(Entries from a dataset of interfaces)
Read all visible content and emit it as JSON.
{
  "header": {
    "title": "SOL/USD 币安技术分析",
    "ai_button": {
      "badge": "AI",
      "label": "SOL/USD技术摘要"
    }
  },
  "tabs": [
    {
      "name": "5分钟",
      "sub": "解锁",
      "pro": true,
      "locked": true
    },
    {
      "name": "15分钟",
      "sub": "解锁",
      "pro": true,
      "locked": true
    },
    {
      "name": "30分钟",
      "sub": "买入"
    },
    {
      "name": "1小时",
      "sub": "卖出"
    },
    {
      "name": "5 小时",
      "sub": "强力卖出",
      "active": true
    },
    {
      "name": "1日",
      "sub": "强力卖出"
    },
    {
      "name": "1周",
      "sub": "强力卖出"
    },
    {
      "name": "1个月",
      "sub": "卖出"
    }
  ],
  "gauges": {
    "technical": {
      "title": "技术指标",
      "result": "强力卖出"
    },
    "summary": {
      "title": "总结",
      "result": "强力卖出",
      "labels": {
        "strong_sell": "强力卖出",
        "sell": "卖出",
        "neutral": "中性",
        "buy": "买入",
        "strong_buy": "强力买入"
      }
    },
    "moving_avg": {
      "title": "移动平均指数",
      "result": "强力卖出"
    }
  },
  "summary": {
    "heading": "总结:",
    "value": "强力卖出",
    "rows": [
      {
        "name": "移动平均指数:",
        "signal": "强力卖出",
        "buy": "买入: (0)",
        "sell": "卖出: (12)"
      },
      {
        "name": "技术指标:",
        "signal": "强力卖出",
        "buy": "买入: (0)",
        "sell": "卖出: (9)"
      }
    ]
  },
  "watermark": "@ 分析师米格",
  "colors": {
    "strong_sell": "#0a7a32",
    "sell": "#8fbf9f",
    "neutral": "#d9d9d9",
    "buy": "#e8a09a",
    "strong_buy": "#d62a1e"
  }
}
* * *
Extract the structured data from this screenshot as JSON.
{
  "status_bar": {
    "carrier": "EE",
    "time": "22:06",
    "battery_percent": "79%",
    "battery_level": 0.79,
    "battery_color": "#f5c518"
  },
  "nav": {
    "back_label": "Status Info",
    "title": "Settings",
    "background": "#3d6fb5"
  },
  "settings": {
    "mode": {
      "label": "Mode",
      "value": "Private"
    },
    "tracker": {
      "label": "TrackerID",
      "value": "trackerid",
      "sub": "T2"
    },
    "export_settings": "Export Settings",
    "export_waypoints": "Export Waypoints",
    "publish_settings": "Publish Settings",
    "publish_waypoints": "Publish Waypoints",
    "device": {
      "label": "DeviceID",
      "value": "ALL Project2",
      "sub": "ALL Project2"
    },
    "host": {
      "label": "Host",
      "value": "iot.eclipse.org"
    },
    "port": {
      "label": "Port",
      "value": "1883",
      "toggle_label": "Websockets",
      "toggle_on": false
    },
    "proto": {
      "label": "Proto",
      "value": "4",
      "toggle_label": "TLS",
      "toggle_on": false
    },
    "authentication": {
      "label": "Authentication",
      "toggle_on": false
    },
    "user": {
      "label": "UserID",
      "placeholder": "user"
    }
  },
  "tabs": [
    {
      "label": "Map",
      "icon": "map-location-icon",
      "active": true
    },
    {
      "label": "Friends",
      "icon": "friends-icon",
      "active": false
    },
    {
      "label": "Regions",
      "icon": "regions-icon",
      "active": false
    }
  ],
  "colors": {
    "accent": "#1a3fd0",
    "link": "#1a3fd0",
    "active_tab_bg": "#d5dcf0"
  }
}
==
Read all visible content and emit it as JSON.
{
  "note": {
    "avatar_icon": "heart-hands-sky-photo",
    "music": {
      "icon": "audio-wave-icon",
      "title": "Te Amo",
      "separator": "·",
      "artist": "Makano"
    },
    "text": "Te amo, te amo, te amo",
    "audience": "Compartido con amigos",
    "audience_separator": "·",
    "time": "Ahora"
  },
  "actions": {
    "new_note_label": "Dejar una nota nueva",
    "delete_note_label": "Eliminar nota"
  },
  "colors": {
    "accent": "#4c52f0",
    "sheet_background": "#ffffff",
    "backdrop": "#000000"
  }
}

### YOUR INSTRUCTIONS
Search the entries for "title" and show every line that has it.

### FINISHED TASK
    "title": "SOL/USD 币安技术分析",
      "title": "技术指标",
      "title": "总结",
      "title": "移动平均指数",
    "title": "Settings",
      "title": "Te Amo",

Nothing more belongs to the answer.